“Hundreds of Rohingya women and girls were raped, with 80 percent of the rapes corroborated by the Mission being gang rapes. The Tatmadaw (Myanmar military) was responsible for 82 percent of these gang rapes,” the report said.
The Myanmar government has refused entry to the UN investigators. The investigators traveled to refugee camps in Bangladesh, Thailand and Malaysia, and met with aid groups, think-tanks, academics and intergovernmental organizations.
In an August 2018 report, the investigators laid out five indicators of genocidal intent by the Myanmar military: the use of derogatory language; specific comments by government officials, politicians, religious authorities and military commanders prior, during and after the violence; the existence of discriminatory plans and policies; evidence of an organized plan of destruction; and the extreme brutality of the campaign.
“The Mission now concludes on reasonable grounds that the sexual violence perpetrated against women and girls that began on 25 August 2017 was a sixth factor that indicated the Tatmadaw’s genocidal intent to destroy the Rohingya people,” the new report said.
The conclusion was based on “the widespread and systematic killing of women and girls, the systematic selection of women and girls of reproductive ages for rape, attacks on pregnant women and on babies, the mutilation and other injures to their reproductive organs, the physical branding of their bodies by bite marks on their cheeks, neck, breast and thigh.”
It said that two years later no military commanders had been held accountable for these and other crimes under international law and that the government “notoriously denies responsibility.”
“Myanmar’s top two military officials remain in their positions of power despite the Mission’s call for them to be investigated and, if appropriate, prosecuted for war crimes, crimes against humanity and genocide,” the report said.

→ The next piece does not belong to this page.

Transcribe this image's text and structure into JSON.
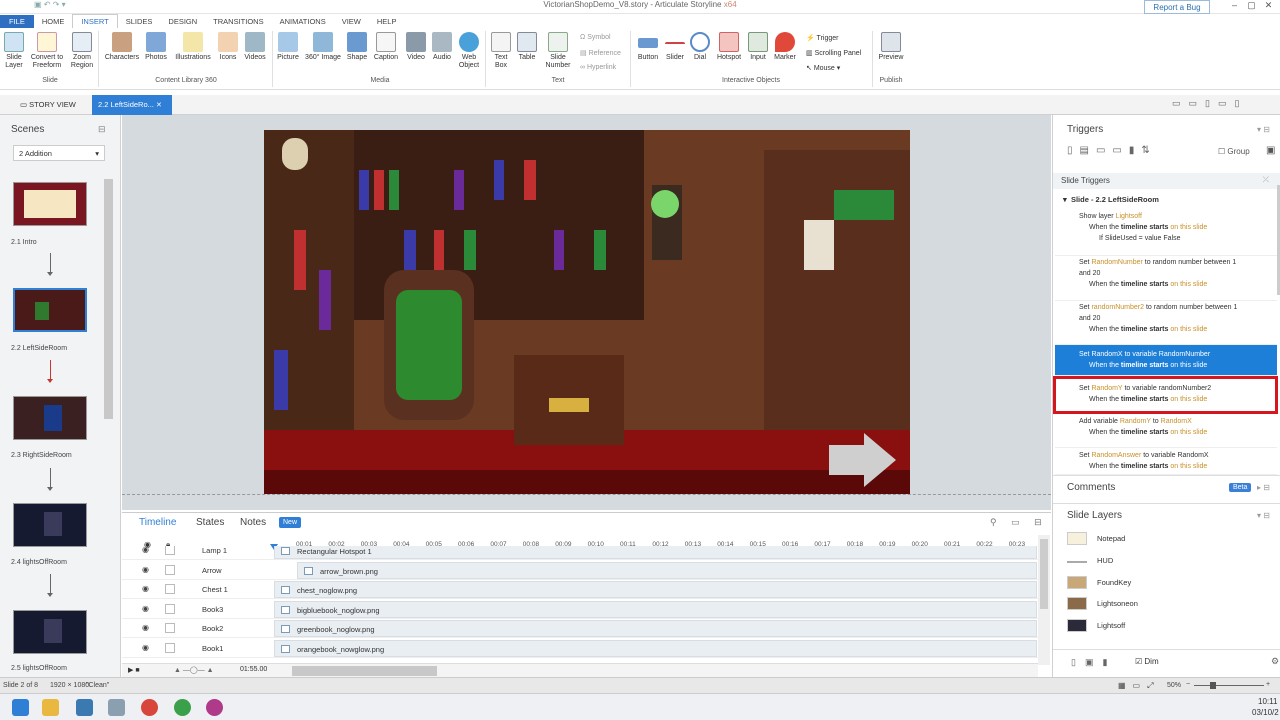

The investigators said they had collected new information about alleged perpetrators and added their names to a confidential list that will be shared with the UN Human Rights chief Michelle Bachelet and another UN inquiry charged with collecting and preserving evidence for possible future trials.